THE historic town hall building in Montgomery was struck by a lorry last week.

The corner of the building, the only Georgian town hall in Montgomeryshire, was damaged when a lorry struck it twice.

The driver was attempting to negotiate the tight turn into Kerry Street to drive onwards to deliver fabricated steel but was unable to complete the manoeuvre and struck the historic building twice with protruding steel girders.

The event was witnessed by residents who were shopping at the time.

Witness Andy Hughes said: "We thought the driver was going to drive off, but he did stop, and we called one of our town councillors who took all the relevant details.”

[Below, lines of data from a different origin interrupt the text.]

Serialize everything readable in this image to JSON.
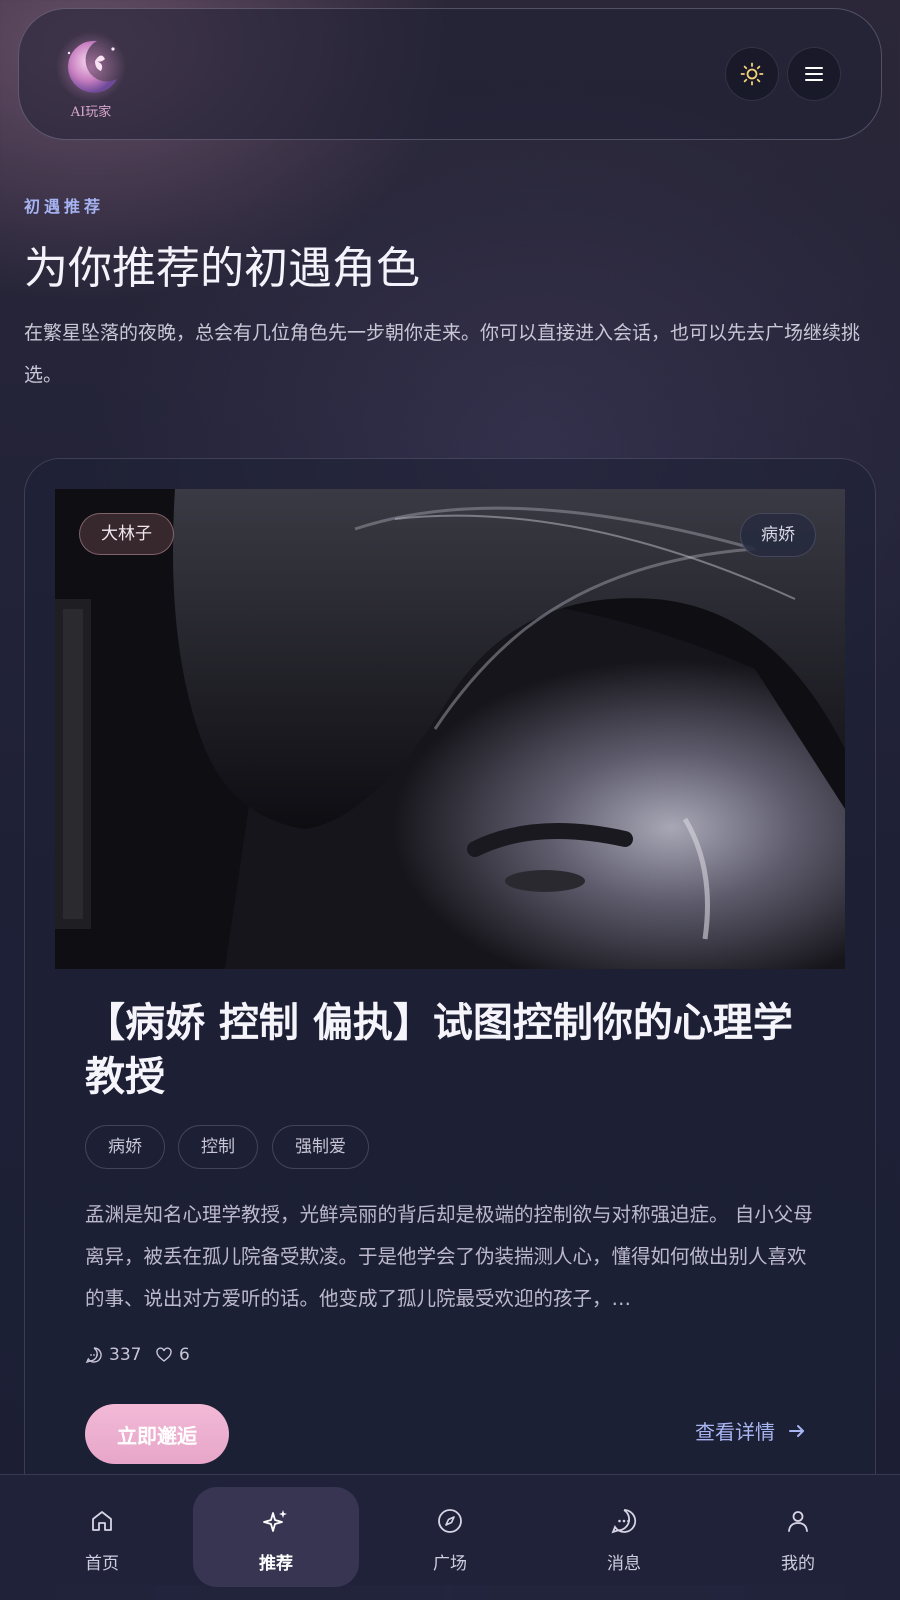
{
  "header": {
    "logo_text": "AI玩家",
    "theme_icon": "sun-icon",
    "menu_icon": "menu-icon"
  },
  "intro": {
    "eyebrow": "初遇推荐",
    "title": "为你推荐的初遇角色",
    "lead": "在繁星坠落的夜晚，总会有几位角色先一步朝你走来。你可以直接进入会话，也可以先去广场继续挑选。"
  },
  "card": {
    "author": "大林子",
    "category": "病娇",
    "title": "【病娇 控制 偏执】试图控制你的心理学教授",
    "tags": [
      "病娇",
      "控制",
      "强制爱"
    ],
    "description": "孟渊是知名心理学教授，光鲜亮丽的背后却是极端的控制欲与对称强迫症。 自小父母离异，被丢在孤儿院备受欺凌。于是他学会了伪装揣测人心，懂得如何做出别人喜欢的事、说出对方爱听的话。他变成了孤儿院最受欢迎的孩子，…",
    "chats": "337",
    "likes": "6",
    "cta_label": "立即邂逅",
    "detail_label": "查看详情"
  },
  "tabs": [
    {
      "label": "首页",
      "icon": "home-icon"
    },
    {
      "label": "推荐",
      "icon": "sparkle-icon"
    },
    {
      "label": "广场",
      "icon": "compass-icon"
    },
    {
      "label": "消息",
      "icon": "chat-bubble-icon"
    },
    {
      "label": "我的",
      "icon": "user-icon"
    }
  ],
  "colors": {
    "accent": "#a7b5f3",
    "cta": "#f2b9d6",
    "background": "#1f2136"
  }
}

The driver, who hailed from Wolverhampton, explained he had been advised to use that route by one of his colleagues, who had previously delivered a similar load to the same location.

He was directed down the alternative and more appropriate route.

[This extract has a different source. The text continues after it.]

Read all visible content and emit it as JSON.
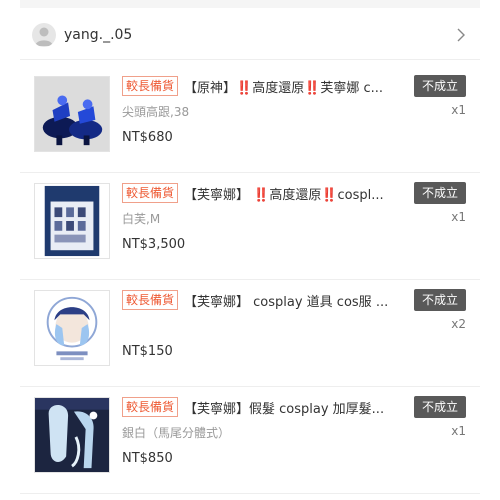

The Town Hall was built in 1748 to replace an earlier guildhall which previously stood in the middle of Broad Street.

In 1828, in the reign of George IV, the old upper storey was taken down and rebuilt to accommodate the quarter sessions which were still held in Montgomery at that time.

The Grade II listed building is currently not able to be used due to Covid restrictions, although the public toilets to the rear are separately open daily.

The council’s insurers will now appoint a loss adjuster who will be examining the damage, and the repairs will be carried out and paid for through an insurance claim from the haulage firm.